Exercise objective » No pictures belong in the copy, but every line of the material below must be reproduced exactly.

§ §

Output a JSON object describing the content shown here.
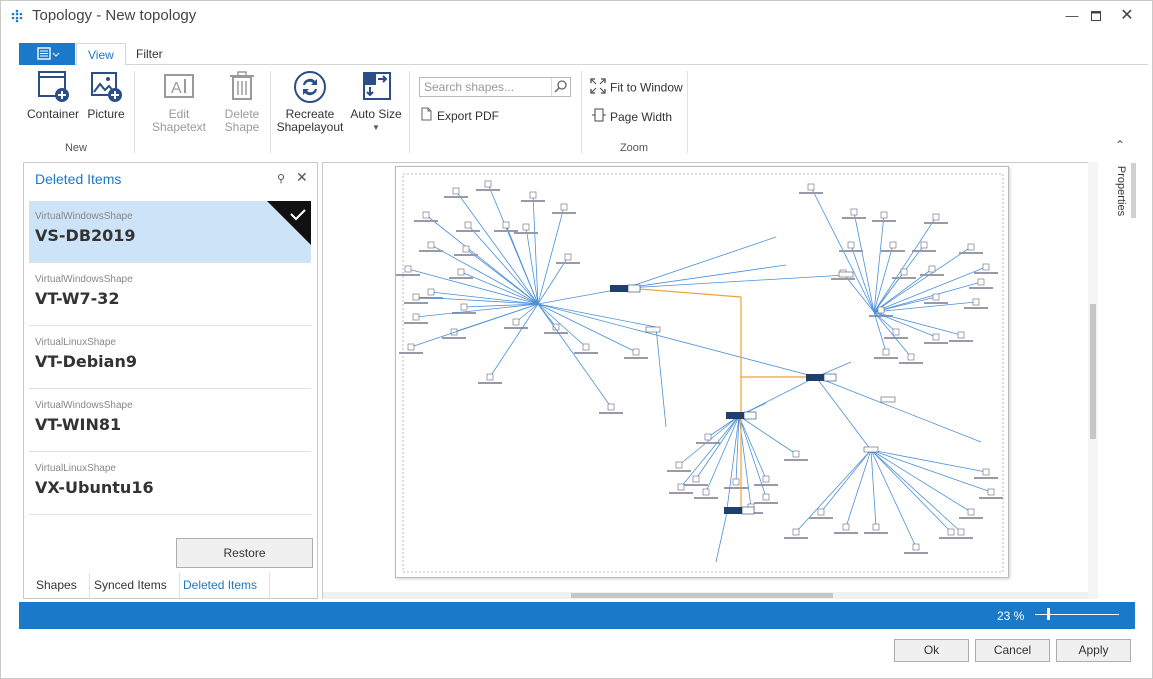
{
  "window": {
    "title": "Topology - New topology"
  },
  "ribbon": {
    "tabs": [
      "View",
      "Filter"
    ],
    "new_group": {
      "label": "New",
      "container": "Container",
      "picture": "Picture"
    },
    "edit": {
      "shapetext": "Edit Shapetext",
      "delete_line1": "Delete",
      "delete_line2": "Shape"
    },
    "layout": {
      "recreate_line1": "Recreate",
      "recreate_line2": "Shapelayout",
      "autosize": "Auto Size"
    },
    "search": {
      "placeholder": "Search shapes..."
    },
    "export_pdf": "Export PDF",
    "zoom_group": {
      "label": "Zoom",
      "fit": "Fit to Window",
      "page_width": "Page Width"
    }
  },
  "panel": {
    "title": "Deleted Items",
    "items": [
      {
        "type": "VirtualWindowsShape",
        "name": "VS-DB2019",
        "selected": true
      },
      {
        "type": "VirtualWindowsShape",
        "name": "VT-W7-32"
      },
      {
        "type": "VirtualLinuxShape",
        "name": "VT-Debian9"
      },
      {
        "type": "VirtualWindowsShape",
        "name": "VT-WIN81"
      },
      {
        "type": "VirtualLinuxShape",
        "name": "VX-Ubuntu16"
      }
    ],
    "restore": "Restore",
    "tabs": [
      "Shapes",
      "Synced Items",
      "Deleted Items"
    ]
  },
  "properties": {
    "label": "Properties"
  },
  "status": {
    "zoom": "23 %"
  },
  "footer": {
    "ok": "Ok",
    "cancel": "Cancel",
    "apply": "Apply"
  },
  "colors": {
    "accent": "#1b79c9",
    "link_line": "#4a90d9",
    "orange_line": "#f0a030",
    "switch_node": "#1f3f6e"
  }
}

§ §

Output for this exercise »
Output a JSON object describing the content shown here.
{
  "window": {
    "title": "Topology - New topology"
  },
  "ribbon": {
    "tabs": [
      "View",
      "Filter"
    ],
    "new_group": {
      "label": "New",
      "container": "Container",
      "picture": "Picture"
    },
    "edit": {
      "shapetext": "Edit Shapetext",
      "delete_line1": "Delete",
      "delete_line2": "Shape"
    },
    "layout": {
      "recreate_line1": "Recreate",
      "recreate_line2": "Shapelayout",
      "autosize": "Auto Size"
    },
    "search": {
      "placeholder": "Search shapes..."
    },
    "export_pdf": "Export PDF",
    "zoom_group": {
      "label": "Zoom",
      "fit": "Fit to Window",
      "page_width": "Page Width"
    }
  },
  "panel": {
    "title": "Deleted Items",
    "items": [
      {
        "type": "VirtualWindowsShape",
        "name": "VS-DB2019",
        "selected": true
      },
      {
        "type": "VirtualWindowsShape",
        "name": "VT-W7-32"
      },
      {
        "type": "VirtualLinuxShape",
        "name": "VT-Debian9"
      },
      {
        "type": "VirtualWindowsShape",
        "name": "VT-WIN81"
      },
      {
        "type": "VirtualLinuxShape",
        "name": "VX-Ubuntu16"
      }
    ],
    "restore": "Restore",
    "tabs": [
      "Shapes",
      "Synced Items",
      "Deleted Items"
    ]
  },
  "properties": {
    "label": "Properties"
  },
  "status": {
    "zoom": "23 %"
  },
  "footer": {
    "ok": "Ok",
    "cancel": "Cancel",
    "apply": "Apply"
  },
  "colors": {
    "accent": "#1b79c9",
    "link_line": "#4a90d9",
    "orange_line": "#f0a030",
    "switch_node": "#1f3f6e"
  }
}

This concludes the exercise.